BEGIN

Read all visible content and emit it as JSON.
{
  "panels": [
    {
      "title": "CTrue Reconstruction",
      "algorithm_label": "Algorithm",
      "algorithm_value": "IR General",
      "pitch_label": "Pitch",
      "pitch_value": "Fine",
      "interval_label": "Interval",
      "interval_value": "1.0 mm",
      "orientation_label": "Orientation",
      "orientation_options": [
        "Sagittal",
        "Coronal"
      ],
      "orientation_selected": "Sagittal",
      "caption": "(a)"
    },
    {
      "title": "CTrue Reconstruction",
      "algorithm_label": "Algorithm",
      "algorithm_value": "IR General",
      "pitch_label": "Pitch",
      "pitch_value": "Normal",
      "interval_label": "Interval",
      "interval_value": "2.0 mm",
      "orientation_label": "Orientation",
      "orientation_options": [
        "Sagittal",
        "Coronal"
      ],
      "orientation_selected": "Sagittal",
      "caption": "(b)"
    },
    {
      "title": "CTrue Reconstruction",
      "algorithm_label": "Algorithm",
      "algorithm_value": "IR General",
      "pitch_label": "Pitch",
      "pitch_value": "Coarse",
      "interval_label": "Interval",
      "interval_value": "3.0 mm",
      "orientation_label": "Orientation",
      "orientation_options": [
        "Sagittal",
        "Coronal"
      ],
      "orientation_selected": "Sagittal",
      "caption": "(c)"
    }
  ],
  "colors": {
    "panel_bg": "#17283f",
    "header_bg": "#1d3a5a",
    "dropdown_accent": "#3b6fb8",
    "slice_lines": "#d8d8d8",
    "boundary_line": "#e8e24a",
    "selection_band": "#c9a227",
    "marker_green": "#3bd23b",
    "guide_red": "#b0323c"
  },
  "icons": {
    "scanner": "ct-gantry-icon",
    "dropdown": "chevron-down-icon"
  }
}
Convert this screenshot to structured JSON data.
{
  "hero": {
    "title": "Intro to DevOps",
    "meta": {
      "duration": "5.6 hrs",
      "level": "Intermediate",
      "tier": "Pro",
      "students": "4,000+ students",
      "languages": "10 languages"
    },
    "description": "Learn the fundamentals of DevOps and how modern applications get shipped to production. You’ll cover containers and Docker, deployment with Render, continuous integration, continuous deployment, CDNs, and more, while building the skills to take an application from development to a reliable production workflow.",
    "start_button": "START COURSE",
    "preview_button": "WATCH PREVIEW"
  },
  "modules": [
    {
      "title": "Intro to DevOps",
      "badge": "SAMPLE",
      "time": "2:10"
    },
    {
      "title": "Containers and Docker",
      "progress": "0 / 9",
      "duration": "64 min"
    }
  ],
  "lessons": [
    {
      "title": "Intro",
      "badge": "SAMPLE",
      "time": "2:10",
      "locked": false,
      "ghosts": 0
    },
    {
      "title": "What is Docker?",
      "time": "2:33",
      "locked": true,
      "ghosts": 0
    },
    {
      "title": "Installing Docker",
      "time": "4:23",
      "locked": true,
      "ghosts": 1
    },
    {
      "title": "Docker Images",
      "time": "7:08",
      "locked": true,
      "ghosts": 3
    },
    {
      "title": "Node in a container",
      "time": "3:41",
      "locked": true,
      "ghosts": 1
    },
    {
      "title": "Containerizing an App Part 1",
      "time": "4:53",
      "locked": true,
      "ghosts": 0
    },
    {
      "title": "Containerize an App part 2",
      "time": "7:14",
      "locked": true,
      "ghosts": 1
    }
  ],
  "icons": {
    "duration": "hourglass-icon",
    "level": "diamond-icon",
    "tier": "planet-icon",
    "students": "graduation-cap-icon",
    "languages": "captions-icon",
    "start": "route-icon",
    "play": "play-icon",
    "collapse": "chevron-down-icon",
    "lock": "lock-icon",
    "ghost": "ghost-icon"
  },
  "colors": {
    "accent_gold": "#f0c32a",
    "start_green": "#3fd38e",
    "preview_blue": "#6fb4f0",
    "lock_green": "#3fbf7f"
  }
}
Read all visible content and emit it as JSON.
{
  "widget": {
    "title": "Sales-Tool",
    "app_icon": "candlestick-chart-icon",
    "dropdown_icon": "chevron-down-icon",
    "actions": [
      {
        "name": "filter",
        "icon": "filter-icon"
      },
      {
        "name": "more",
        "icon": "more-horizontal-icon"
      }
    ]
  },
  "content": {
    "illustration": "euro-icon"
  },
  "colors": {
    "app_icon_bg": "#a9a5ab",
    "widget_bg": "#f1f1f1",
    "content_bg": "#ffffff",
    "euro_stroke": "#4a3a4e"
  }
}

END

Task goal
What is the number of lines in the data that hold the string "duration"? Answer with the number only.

Solution for this problem
3